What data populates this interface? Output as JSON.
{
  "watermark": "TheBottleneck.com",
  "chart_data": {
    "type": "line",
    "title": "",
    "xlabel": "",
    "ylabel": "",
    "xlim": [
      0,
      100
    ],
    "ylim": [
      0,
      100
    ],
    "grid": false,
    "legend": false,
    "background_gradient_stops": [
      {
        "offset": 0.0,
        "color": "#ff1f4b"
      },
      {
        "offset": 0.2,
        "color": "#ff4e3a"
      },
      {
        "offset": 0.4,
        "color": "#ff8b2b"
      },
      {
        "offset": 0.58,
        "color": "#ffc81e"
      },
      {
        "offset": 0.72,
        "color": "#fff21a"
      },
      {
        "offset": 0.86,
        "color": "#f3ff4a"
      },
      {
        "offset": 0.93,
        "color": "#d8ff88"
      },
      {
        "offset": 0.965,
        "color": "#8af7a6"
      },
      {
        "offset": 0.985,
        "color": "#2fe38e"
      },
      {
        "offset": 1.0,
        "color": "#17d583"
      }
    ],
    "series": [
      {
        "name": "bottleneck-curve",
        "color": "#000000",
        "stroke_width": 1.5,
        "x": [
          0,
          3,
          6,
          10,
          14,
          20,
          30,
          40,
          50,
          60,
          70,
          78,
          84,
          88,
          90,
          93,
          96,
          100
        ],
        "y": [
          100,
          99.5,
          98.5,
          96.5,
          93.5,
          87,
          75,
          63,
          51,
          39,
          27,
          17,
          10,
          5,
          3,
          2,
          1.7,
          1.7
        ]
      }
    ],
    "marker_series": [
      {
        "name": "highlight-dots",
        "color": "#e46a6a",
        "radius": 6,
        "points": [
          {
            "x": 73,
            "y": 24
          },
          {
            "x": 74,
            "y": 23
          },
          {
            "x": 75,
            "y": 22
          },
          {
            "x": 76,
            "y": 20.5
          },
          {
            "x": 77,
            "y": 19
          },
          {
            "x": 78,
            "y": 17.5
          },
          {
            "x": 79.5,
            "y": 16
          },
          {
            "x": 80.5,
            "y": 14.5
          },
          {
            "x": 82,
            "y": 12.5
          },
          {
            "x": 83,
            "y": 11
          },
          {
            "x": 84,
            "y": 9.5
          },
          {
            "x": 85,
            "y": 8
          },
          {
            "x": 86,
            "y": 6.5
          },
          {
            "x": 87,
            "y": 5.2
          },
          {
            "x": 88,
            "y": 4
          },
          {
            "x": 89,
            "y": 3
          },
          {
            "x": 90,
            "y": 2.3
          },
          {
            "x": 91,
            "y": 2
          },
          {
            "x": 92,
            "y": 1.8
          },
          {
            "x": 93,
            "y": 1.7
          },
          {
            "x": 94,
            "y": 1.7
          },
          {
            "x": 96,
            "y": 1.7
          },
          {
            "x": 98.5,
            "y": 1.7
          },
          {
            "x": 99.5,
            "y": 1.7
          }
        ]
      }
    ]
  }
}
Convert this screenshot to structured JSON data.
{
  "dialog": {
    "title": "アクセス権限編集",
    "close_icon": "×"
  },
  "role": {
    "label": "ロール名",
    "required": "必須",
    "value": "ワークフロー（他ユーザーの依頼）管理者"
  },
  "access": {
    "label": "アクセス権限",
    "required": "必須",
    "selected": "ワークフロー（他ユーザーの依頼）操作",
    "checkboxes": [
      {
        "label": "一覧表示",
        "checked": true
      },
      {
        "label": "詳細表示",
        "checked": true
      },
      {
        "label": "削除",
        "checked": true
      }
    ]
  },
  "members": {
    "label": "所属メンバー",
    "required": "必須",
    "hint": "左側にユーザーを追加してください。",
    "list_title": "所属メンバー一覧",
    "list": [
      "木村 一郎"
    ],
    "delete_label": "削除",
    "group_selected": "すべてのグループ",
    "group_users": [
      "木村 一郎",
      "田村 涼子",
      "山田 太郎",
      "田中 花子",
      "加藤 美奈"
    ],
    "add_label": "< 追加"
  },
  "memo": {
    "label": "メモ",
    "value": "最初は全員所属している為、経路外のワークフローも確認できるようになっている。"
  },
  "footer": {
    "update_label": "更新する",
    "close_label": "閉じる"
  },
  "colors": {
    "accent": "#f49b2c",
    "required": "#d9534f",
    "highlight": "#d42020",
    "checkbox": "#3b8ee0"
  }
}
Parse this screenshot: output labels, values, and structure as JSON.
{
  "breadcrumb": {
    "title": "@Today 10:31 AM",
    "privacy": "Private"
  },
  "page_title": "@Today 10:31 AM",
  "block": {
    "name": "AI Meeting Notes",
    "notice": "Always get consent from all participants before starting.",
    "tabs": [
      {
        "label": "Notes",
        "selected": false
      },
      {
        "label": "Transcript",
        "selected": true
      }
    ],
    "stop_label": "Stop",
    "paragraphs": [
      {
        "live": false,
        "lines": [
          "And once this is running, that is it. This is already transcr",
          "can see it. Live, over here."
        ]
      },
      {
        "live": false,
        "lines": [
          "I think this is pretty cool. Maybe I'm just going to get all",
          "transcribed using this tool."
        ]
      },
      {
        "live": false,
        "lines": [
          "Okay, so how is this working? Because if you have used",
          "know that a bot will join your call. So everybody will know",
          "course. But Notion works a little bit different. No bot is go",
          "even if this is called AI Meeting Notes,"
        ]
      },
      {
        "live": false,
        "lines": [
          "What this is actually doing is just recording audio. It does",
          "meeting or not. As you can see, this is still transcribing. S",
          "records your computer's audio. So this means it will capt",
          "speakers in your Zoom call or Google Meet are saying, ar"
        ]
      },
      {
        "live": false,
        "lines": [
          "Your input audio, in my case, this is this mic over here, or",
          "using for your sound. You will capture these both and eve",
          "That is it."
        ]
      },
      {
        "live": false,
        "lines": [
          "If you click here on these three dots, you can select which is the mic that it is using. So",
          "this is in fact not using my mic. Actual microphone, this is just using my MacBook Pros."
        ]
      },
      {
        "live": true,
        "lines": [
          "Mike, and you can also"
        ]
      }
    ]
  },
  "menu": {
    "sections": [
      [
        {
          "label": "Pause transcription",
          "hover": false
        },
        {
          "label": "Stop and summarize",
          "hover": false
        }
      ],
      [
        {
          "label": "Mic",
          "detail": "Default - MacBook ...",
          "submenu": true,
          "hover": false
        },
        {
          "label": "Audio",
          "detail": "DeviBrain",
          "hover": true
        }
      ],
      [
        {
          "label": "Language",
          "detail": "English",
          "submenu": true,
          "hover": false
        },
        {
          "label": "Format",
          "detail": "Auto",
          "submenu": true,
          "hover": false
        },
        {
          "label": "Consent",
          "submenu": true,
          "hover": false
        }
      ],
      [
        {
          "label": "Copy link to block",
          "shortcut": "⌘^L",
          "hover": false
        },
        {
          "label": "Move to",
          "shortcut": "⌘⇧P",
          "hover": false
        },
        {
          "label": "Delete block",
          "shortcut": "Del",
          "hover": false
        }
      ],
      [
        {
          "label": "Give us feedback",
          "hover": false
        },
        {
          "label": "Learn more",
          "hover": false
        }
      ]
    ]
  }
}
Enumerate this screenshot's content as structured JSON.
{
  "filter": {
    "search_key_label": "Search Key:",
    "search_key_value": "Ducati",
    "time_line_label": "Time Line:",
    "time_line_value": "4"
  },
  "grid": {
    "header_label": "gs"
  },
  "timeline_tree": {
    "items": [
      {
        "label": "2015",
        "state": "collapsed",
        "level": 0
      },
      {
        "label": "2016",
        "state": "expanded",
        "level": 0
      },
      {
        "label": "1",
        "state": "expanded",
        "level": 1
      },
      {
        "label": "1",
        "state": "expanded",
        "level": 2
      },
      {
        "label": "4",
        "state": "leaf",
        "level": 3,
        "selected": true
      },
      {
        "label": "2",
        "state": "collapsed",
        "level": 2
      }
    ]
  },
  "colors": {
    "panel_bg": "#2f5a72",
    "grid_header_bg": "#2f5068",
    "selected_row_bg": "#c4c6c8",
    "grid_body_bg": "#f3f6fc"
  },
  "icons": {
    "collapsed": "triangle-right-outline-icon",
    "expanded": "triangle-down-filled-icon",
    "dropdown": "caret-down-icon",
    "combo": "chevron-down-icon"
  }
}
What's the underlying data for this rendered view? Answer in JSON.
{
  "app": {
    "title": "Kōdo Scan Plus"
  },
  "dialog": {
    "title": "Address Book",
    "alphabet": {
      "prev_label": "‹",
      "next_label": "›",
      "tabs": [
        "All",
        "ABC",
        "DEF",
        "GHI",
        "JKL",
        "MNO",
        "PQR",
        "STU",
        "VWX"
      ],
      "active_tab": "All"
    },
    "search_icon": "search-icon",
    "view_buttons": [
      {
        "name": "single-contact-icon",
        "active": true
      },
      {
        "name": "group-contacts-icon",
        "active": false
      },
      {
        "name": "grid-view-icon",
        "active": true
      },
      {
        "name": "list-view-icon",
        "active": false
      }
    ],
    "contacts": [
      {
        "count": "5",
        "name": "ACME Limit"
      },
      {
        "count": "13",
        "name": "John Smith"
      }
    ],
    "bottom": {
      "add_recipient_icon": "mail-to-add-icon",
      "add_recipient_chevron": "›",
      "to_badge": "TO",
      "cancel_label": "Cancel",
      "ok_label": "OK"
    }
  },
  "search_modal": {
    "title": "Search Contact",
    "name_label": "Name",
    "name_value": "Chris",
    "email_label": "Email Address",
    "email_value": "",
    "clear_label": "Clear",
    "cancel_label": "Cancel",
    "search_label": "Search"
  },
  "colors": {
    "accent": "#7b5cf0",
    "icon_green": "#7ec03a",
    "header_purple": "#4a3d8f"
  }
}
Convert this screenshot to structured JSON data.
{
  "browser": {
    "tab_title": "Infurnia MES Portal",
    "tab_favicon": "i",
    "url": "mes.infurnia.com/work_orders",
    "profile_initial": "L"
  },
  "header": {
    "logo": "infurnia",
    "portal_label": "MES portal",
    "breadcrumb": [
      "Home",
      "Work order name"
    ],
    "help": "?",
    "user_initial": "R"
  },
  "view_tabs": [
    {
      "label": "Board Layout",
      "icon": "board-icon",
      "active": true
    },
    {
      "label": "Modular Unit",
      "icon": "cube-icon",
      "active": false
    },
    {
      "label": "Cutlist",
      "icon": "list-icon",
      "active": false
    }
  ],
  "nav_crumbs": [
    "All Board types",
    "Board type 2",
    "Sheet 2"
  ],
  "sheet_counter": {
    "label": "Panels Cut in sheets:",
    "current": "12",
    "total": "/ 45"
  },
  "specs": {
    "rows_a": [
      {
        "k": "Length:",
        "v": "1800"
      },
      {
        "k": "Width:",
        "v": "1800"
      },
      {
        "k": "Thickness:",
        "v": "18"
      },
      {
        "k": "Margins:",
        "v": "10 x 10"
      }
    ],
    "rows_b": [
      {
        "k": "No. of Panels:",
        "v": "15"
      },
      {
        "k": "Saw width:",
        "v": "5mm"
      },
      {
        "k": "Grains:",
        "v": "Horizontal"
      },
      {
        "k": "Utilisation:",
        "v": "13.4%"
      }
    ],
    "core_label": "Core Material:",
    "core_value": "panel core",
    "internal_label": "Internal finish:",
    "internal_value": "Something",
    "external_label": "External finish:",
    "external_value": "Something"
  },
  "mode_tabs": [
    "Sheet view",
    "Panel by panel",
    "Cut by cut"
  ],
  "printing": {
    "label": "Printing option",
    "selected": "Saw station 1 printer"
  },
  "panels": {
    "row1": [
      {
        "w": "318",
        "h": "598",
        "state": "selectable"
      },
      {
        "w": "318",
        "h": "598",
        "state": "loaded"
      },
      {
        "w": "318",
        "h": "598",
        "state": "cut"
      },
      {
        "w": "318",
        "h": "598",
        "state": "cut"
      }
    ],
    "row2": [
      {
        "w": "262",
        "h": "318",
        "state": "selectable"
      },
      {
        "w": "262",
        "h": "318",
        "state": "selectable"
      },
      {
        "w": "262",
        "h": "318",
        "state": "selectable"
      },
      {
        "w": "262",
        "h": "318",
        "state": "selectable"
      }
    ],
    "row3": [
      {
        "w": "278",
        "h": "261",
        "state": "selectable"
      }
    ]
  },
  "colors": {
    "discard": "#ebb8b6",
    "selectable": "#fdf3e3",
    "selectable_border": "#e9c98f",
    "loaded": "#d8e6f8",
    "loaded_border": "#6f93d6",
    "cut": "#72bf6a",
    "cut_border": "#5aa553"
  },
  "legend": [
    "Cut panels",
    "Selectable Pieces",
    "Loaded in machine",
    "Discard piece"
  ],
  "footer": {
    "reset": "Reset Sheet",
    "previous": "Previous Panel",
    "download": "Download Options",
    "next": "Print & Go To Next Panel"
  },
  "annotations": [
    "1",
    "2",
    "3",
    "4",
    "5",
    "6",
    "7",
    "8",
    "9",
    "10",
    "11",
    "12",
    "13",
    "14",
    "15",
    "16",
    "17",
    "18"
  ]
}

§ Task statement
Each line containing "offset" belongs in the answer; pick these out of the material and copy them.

§ Final answer
        "offset": 0.0,
        "offset": 0.2,
        "offset": 0.4,
        "offset": 0.58,
        "offset": 0.72,
        "offset": 0.86,
        "offset": 0.93,
        "offset": 0.965,
        "offset": 0.985,
        "offset": 1.0,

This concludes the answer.